“It was exciting to me. That’s the heritage for me and also just history. I’m always interested in learning different things,” Langford said. “This basketball thing — right now everybody is down, and everybody is upset. It’s OK to be like that. I am, too. There’s really more to life than basketball. Basketball is really just a platform from God to go different places and show people how to live the right way. It was exciting to be there and get to be a student of history.
“Everything that I saw was great. I really want to go back. It was only like an hour. It was almost like a tease, really.”
The Spartans arrived Wednesday in Washington and had time while preparing to play Thursday to check out one of the toughest places to get into in this city. There has been a huge demand for timed-entry tickets to the museum, which opened in September.
“We had told the coaches earlier that day that we really wanted to go. It could be a once-in-a-lifetime thing,” senior Alvin Ellis III said. “We heard the waiting list can be like six months, but we were able to get in there for that experience even for a little bit.
“A lot of us just wanted to see all of the history, all the facts that we didn’t know anything about. We didn’t have enough time, but it was a great, great experience.”
This is the first time the Big Ten has staged the conference tournament in Washington, an East Coast city far away from traditional hosts Indianapolis and Chicago and the heart of Big Ten country. A quick field trip like this was enough to make Michigan State coach Tom Izzo a fan of the idea.
“I wish I had more time,” Izzo said. “I did do something. I got my players in the African-American museum.
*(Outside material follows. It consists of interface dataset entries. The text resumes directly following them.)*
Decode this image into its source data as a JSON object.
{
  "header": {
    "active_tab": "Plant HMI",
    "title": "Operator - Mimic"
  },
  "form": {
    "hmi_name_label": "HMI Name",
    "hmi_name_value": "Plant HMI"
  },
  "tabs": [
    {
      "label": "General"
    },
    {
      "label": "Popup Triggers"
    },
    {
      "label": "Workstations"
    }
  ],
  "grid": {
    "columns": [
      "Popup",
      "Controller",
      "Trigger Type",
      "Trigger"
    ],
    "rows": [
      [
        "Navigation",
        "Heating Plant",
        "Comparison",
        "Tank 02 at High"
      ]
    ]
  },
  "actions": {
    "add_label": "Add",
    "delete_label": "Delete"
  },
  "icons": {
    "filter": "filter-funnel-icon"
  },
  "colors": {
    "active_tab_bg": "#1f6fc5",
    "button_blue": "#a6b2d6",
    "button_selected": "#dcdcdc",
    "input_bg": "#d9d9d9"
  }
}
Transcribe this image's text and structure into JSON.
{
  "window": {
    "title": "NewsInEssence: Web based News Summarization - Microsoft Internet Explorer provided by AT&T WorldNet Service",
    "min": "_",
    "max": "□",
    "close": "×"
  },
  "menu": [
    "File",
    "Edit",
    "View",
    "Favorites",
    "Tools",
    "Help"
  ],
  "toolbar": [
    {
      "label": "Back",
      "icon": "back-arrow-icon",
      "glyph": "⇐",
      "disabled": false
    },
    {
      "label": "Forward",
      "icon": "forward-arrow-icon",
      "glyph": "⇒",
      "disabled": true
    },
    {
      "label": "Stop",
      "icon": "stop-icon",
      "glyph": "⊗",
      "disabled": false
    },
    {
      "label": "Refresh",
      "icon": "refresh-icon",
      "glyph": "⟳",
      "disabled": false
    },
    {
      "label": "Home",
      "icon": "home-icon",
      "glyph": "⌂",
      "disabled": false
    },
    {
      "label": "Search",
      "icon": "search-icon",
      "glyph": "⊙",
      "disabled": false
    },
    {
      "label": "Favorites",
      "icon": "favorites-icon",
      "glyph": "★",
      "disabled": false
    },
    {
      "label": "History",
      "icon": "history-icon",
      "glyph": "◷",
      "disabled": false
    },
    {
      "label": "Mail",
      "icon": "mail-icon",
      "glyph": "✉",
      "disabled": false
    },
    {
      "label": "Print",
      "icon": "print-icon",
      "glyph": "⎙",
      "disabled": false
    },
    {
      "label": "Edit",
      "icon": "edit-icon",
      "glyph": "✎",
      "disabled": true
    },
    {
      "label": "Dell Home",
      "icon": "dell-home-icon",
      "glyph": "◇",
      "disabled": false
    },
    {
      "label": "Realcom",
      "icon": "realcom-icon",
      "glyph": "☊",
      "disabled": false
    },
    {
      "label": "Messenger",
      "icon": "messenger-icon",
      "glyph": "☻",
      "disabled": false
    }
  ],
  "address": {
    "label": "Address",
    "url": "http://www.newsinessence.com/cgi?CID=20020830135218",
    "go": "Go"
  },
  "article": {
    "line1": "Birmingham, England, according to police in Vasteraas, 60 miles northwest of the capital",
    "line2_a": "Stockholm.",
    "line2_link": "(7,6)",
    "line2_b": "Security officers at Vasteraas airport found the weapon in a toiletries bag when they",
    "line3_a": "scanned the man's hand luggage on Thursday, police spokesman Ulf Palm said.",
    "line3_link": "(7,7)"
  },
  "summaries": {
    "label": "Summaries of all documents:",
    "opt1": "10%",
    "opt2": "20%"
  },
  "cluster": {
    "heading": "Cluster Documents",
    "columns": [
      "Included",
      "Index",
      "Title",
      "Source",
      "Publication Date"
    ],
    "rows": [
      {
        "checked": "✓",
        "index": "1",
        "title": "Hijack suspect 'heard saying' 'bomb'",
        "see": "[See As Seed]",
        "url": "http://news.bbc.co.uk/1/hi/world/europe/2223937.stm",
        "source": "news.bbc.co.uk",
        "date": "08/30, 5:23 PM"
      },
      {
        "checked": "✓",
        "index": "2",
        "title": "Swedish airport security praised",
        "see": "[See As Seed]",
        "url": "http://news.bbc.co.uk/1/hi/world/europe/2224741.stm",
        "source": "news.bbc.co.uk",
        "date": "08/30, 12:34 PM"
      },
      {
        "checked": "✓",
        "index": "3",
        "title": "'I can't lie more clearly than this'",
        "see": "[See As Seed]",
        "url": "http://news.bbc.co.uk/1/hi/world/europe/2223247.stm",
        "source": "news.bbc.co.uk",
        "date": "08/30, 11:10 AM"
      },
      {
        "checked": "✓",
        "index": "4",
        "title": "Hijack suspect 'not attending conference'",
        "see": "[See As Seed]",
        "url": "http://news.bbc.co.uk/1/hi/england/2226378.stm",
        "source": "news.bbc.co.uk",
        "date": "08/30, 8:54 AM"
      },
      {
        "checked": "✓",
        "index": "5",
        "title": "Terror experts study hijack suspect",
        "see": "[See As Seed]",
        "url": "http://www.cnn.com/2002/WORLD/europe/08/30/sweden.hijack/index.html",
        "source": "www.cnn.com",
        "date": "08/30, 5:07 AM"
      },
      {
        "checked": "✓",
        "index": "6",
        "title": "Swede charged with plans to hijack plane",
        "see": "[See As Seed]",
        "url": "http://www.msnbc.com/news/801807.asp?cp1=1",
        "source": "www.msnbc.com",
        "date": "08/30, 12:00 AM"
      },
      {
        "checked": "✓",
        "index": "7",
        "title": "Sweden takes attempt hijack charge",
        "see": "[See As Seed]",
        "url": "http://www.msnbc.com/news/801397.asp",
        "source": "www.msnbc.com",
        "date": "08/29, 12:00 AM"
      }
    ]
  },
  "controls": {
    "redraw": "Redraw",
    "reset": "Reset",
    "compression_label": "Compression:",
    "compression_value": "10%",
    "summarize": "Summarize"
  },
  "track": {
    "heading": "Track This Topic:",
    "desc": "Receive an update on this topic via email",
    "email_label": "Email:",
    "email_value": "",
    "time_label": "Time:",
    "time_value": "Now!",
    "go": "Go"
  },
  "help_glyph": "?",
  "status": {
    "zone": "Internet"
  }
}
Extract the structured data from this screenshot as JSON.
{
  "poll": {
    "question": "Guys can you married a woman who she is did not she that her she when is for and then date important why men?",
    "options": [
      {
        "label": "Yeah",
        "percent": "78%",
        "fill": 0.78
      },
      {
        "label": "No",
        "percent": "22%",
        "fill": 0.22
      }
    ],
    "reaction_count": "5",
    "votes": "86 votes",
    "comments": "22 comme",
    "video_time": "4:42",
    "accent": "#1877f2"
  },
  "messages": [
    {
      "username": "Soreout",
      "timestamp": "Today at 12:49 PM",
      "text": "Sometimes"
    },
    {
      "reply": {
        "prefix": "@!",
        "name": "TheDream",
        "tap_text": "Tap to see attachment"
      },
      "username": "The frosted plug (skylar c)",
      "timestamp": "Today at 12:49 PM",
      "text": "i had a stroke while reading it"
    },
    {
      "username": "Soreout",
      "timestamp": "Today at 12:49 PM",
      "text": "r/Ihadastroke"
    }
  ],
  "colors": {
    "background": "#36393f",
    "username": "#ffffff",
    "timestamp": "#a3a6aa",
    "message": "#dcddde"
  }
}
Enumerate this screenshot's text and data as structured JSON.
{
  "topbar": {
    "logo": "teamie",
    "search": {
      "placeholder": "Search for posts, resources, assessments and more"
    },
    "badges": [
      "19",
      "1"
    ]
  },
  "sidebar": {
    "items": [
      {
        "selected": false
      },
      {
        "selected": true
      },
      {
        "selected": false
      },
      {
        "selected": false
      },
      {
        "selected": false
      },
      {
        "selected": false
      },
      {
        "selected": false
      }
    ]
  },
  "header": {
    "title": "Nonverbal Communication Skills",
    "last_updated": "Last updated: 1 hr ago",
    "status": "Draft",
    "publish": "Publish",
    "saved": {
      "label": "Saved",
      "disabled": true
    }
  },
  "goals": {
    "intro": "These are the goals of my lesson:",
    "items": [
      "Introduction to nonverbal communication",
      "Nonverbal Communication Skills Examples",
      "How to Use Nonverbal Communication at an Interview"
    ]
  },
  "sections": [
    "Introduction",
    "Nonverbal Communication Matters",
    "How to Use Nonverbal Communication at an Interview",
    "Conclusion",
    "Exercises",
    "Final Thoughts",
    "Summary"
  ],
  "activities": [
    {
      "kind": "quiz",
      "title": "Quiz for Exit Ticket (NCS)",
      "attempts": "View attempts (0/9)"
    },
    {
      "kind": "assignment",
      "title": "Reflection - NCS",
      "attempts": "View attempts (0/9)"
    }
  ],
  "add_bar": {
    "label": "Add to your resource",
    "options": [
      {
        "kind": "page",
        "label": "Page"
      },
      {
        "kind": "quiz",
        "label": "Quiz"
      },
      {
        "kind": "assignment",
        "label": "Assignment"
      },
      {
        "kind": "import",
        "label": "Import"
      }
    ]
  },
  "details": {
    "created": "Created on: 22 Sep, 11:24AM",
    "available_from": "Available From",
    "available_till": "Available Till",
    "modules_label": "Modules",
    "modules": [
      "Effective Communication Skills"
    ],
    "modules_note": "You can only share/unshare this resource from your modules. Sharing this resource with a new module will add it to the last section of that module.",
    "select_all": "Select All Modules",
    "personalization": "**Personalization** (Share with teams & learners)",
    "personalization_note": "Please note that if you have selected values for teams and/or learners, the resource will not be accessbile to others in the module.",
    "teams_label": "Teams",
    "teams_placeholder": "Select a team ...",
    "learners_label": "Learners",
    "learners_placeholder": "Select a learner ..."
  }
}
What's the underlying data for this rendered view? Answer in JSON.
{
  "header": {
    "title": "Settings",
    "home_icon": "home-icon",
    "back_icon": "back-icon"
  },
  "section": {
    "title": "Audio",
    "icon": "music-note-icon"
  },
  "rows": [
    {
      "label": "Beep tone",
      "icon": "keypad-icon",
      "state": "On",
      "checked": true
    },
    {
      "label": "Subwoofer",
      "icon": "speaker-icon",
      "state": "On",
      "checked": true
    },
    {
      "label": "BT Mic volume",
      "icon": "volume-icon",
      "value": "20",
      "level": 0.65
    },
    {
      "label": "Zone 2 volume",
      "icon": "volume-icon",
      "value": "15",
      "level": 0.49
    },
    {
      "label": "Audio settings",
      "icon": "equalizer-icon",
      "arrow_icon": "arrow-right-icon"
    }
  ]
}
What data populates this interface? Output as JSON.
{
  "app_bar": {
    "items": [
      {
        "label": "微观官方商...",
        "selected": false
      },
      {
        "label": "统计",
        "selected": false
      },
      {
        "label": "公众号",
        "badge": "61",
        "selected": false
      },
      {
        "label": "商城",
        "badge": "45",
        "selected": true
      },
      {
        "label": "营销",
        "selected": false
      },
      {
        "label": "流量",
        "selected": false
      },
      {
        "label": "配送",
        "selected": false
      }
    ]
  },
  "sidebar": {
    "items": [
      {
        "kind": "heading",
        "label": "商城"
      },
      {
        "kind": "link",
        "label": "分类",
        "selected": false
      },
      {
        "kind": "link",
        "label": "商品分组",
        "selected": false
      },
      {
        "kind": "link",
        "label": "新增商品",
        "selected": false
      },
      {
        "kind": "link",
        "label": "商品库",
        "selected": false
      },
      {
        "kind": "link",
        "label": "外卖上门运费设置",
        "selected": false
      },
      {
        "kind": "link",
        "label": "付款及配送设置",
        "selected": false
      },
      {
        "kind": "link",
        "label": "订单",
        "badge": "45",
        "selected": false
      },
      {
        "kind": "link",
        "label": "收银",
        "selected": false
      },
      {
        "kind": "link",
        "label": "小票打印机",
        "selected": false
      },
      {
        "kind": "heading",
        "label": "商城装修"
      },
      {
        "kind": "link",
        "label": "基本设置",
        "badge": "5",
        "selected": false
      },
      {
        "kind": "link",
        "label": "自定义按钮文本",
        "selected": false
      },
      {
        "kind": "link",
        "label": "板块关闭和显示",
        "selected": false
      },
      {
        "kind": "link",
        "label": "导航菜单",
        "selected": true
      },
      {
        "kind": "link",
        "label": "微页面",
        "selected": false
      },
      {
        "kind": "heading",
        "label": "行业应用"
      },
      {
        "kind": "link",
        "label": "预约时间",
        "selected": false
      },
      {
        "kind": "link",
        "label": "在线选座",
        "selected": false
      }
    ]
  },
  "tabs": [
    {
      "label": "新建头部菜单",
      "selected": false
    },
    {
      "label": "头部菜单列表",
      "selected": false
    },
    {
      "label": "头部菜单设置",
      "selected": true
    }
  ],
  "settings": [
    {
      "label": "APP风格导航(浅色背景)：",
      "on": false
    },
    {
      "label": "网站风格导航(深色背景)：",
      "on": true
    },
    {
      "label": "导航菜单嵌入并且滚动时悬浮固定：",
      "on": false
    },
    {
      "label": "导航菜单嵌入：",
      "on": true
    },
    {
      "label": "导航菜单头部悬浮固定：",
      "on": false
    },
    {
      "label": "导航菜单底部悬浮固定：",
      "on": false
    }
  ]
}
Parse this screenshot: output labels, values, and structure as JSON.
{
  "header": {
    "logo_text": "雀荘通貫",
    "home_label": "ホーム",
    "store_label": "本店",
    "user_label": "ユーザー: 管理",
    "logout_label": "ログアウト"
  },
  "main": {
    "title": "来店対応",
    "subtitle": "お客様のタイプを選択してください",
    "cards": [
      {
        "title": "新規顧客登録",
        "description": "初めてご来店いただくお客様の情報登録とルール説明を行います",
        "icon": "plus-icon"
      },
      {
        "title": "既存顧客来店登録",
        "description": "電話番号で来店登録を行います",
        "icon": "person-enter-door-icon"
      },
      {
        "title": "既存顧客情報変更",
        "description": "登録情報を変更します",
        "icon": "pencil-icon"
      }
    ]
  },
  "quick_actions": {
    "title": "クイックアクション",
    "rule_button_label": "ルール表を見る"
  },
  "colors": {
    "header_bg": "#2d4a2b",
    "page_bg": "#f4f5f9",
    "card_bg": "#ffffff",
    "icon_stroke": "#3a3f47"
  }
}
That was only two hours. That was like the most awesome thing you could do. I wish we had more time to go do some of those things. Two hours was like, you got in the front door. But it was still good. It was good for them.”
There are a variety of exhibits at the museum, but many players gravitated to a few specific areas in the brief time they had inside. Some of the memorabilia in the sports exhibition includes a bat used by Willie Mays and tennis rackets used by Althea Gibson. There are boxing gloves signed by Cassius Clay, who later changed his name to Muhammad Ali.
Michigan State point guard Cassius Winston was not specifically named after Clay, but this was another opportunity for Winston to see more about the most famous man with his name.
“I’d say the sports exhibit on the top,” Winston said when asked about his favorite part. “To see the history of the sports and see the first people to do things and make landmarks that started it for all us. That was great.”
A few players said it was tough to choose what their favorite part of the museum was. Ellis mentioned a Michael Jackson jacket and other memorabilia from famous African-American musical artists. Junior point guard Lourawls “Tum Tum” Nairn Jr. called the trip “another way for us to grow as a team.”
Langford knew right away what will stick with him.
“Nat Turner’s Bible. It was his actual Bible,” Langford said. “I learned that they didn’t want him to be remembered, so what they did … after they killed him, they burned him all the way to ashes. The only thing that was left was his Bible. I thought it was just great to see something so important that he carried from so long ago.
“I’m always cognizant that there is more to life than basketball, but I also have great people around me to remind me. This was a great reminder of that. A lot of times, you forget about the things that people went through for you to be able to be in this position today. Being there made me more thankful of the people who came before me and allowed me to be in this position to play basketball and do different things they may not have gotten to do back then.”